Watch this video interview with survivor Fern Champion (courtesy: BBC News). Warning: video contains graphic descriptions of sexual violence.
- Around 85 % of adults raped in the UK never report to the police.
- For those that do, it is harder today to successfully prosecute a rapist than it was in 1977. Over the past 40 years, the attrition rate for rape has plummeted from 32% to 5.6%.
- Of the cases which make it to court, just 1 in 30 can expect to win a guilty verdict.
- In parts of the UK, up to quarter of reported rapes have not even recorded as crimes. Of those, only 28% were being referred to the Crown Prosecution Service for further action.
- The more you need support to access justice, the less likely you are to get it. People with mental health issues are 40% less likely to have their case referred for prosecution. Those with learning difficulties see their chances reduced by 67%.
- Hundreds of vulnerable patients have died since 2012 following failings by health bodies. Independent investigations have found poor, inadequate or delayed care
- 75% of mental health issues develop under the age of 24, often as a result of trauma, yet young people’s services receive less than 7% of mental health funding.
- The Association of Child Psychotherapists identifies a ‘silent catastrophe’ in child and adolescent mental health services. Support on the NHS, especially in terms of specialist or acute services, is becoming increasingly difficult to access. The result has been rising suicide rates and countless people with nowhere else to go into hospital, increasing pressure on A&E departments.

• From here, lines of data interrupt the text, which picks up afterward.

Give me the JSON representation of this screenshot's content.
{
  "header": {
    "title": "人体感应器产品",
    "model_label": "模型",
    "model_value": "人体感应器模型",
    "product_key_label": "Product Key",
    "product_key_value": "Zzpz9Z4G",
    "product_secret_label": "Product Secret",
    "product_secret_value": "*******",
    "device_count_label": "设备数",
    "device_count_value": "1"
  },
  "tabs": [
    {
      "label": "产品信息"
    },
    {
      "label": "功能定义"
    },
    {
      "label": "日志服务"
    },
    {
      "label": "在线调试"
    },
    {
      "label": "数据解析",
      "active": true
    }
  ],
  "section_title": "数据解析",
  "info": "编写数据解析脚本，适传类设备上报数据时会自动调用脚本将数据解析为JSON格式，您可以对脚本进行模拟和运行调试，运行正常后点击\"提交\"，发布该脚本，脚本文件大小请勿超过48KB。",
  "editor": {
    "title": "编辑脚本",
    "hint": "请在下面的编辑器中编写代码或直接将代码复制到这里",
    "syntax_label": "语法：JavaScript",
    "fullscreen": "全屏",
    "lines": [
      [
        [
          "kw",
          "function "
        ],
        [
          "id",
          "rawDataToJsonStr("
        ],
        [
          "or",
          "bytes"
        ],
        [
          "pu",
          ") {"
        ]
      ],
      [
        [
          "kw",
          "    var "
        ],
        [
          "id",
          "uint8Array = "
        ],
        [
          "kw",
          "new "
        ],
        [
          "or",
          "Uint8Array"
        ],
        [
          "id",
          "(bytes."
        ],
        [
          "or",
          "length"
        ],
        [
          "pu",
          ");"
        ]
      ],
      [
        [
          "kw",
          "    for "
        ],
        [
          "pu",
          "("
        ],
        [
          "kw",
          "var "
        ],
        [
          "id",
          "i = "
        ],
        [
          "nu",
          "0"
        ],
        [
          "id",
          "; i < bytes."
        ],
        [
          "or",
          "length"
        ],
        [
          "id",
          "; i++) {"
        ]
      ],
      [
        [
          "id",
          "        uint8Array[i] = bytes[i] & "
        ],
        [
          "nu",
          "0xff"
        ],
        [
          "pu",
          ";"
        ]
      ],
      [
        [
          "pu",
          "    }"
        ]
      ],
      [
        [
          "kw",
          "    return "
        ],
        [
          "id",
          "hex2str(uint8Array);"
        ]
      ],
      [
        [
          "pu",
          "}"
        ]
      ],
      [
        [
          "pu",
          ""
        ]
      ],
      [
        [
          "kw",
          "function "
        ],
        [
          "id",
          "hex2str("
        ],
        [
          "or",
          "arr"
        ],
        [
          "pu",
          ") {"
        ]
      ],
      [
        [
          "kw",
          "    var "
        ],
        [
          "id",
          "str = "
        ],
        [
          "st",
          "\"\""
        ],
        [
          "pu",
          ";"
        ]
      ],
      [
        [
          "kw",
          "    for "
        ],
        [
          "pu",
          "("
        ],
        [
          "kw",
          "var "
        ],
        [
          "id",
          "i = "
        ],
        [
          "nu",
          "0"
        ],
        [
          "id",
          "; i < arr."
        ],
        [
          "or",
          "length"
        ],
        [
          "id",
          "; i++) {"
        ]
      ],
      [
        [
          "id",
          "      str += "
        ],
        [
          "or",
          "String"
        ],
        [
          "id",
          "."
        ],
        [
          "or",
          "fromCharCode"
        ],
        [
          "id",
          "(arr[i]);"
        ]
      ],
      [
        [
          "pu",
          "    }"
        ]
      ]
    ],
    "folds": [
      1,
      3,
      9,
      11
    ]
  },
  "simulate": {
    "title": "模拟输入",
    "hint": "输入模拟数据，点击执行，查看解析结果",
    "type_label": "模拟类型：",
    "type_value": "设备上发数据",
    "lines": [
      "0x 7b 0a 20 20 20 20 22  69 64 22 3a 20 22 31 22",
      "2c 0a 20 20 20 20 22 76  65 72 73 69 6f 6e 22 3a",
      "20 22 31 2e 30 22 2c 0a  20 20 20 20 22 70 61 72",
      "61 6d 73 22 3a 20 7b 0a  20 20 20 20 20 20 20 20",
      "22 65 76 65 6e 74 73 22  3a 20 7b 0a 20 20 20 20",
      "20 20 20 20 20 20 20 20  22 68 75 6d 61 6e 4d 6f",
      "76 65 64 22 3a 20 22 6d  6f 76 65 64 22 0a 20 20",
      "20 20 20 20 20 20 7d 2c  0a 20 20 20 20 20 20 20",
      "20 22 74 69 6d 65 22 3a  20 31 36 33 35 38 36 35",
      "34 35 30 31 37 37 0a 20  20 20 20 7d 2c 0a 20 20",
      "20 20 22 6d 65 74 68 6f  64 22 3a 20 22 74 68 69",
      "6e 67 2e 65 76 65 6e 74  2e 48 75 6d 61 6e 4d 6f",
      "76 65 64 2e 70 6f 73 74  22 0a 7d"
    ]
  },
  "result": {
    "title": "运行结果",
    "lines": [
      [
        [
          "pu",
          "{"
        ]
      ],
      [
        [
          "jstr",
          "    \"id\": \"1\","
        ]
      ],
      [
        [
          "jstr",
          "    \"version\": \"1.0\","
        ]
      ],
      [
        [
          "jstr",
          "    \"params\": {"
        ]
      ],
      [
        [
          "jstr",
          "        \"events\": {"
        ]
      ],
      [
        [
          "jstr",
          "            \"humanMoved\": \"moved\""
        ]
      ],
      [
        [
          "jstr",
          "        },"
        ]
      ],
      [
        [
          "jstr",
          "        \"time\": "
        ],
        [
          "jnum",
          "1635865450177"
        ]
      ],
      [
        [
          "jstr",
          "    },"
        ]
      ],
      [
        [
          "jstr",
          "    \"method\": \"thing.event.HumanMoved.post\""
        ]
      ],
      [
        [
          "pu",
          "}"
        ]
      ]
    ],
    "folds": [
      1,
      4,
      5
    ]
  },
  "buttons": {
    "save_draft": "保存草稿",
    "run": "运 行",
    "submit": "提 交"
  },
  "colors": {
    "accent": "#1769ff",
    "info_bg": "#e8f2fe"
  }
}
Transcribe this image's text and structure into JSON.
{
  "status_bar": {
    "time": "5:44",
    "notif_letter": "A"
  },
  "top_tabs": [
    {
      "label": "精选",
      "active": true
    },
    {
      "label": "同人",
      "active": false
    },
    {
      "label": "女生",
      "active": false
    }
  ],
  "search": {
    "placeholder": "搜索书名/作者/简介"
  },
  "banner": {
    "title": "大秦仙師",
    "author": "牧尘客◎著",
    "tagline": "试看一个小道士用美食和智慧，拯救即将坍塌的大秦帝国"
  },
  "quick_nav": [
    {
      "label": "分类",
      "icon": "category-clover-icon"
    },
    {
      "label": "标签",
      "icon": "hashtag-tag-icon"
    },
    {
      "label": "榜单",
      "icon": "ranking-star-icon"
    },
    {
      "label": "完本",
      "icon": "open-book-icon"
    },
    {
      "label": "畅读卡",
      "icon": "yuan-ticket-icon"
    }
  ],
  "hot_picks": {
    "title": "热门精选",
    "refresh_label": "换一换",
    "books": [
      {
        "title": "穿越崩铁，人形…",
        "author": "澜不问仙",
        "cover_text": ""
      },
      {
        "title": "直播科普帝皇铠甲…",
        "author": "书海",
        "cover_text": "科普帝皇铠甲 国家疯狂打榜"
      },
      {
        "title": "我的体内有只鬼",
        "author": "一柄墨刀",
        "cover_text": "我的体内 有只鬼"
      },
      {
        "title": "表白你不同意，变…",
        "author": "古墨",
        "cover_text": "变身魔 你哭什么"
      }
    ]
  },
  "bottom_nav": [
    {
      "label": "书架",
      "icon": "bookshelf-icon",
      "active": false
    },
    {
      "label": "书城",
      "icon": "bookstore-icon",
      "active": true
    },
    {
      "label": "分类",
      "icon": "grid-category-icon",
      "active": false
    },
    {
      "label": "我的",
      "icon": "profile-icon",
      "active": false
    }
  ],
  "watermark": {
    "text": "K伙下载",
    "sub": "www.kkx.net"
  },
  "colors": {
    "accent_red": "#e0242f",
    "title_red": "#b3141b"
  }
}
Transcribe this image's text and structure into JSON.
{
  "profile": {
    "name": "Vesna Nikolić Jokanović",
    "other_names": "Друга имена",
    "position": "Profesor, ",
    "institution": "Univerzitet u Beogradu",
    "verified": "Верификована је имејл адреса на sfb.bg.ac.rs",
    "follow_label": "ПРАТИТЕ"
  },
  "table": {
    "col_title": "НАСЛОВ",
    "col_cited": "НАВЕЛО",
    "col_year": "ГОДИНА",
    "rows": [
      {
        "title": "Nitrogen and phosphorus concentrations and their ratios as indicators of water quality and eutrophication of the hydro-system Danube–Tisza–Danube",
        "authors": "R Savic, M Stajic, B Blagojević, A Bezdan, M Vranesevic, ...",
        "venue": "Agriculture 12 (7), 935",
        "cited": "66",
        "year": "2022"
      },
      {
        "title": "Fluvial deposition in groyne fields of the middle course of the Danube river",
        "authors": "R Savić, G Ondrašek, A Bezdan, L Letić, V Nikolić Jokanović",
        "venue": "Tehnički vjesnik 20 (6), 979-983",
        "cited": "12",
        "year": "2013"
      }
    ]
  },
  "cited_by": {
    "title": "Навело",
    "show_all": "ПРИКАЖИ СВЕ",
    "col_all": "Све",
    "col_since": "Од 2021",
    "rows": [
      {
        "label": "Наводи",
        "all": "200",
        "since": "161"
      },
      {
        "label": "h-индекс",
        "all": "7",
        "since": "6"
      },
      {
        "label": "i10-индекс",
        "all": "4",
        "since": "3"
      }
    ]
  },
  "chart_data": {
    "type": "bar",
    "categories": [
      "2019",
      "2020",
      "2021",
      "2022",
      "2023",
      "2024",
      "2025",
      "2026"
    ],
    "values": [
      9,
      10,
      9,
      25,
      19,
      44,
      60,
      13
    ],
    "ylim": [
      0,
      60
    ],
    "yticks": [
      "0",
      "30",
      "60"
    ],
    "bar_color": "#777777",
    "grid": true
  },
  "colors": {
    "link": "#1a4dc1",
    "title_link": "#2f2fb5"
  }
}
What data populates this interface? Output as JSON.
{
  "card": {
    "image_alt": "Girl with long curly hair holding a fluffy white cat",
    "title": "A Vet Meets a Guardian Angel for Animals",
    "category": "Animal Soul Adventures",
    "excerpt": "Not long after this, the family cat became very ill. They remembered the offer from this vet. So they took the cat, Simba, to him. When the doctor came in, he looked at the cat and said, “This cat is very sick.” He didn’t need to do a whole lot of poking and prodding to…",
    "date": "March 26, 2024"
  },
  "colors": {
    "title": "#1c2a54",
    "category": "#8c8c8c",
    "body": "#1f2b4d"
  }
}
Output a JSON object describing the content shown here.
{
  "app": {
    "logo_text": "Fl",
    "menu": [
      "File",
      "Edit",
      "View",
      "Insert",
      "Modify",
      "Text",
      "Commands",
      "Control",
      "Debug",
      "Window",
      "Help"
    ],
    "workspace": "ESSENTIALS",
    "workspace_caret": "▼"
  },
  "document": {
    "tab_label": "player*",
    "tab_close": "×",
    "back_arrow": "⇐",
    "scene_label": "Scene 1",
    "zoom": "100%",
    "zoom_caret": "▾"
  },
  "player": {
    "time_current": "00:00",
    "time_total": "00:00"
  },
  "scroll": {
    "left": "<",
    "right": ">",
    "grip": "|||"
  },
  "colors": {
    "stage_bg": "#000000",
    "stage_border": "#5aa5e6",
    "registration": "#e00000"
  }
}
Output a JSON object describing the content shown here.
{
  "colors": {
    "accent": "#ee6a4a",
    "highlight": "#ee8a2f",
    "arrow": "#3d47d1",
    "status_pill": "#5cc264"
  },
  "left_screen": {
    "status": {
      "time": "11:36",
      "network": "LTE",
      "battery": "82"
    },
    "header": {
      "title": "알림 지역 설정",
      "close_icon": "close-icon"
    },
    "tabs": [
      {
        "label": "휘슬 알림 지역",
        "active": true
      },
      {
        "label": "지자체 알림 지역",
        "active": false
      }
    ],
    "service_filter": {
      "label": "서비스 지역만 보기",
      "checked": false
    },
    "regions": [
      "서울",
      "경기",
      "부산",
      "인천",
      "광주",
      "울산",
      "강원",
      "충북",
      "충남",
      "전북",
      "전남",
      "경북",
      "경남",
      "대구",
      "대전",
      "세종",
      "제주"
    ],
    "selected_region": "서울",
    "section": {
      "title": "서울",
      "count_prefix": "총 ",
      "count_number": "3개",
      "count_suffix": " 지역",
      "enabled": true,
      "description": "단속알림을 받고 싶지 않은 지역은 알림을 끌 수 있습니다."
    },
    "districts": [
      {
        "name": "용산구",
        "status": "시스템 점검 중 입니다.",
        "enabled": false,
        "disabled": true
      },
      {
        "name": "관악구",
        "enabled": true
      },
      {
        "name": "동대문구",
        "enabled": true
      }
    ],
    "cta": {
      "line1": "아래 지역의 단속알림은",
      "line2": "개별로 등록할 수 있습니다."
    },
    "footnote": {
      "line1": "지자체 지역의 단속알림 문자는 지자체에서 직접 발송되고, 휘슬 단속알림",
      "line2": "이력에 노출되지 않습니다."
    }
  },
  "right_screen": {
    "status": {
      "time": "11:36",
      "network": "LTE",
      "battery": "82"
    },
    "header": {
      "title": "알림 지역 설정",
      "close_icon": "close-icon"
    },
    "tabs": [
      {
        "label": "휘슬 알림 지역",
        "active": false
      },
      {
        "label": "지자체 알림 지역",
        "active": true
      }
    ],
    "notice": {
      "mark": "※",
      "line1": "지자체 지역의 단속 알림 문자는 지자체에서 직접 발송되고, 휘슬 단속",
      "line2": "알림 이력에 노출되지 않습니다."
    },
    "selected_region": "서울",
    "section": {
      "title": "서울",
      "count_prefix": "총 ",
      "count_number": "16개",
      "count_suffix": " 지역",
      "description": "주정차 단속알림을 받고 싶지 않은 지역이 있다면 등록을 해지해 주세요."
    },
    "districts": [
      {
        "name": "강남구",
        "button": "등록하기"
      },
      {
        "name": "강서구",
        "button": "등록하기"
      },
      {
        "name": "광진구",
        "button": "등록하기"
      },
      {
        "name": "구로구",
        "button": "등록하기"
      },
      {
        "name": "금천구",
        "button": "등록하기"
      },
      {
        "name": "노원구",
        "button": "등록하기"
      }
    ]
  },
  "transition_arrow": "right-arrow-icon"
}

Sexual Violence & Mental Health
Almost half of women who experience severe mental distress are survivors of sexual violence.
According to a report produced by the Women’s Resource Centre and Rape Crisis (England and Wales), funding cuts have forced over half of Rape Crisis centres to cut services or close down, with just 21% of services now fully funded and survivors waiting on average three months for support and counselling. The report concludes that support for those needing to rebuild their lives after rape has been turned into “a privilege determined by a postcode lottery.”
Survivors of sexual and domestic violence are now being turned away from shelters and onto the streets at a rate of 200 per day.
Find out more
To learn more about families like us fighting for truth, justice and accountability after losing someone they love in state care or in detention, visit INQUEST
To learn more about sexual and domestic violence, support for survivors and campaigns for change, check out:
- A Bill for Survivors: Womens Aid’s case for a bill to transform the national response to domestic abuse
- The Changing Landscape of Domestic and Sexual Violence Services: all party parliamentary group on domestic and sexual violence inquiry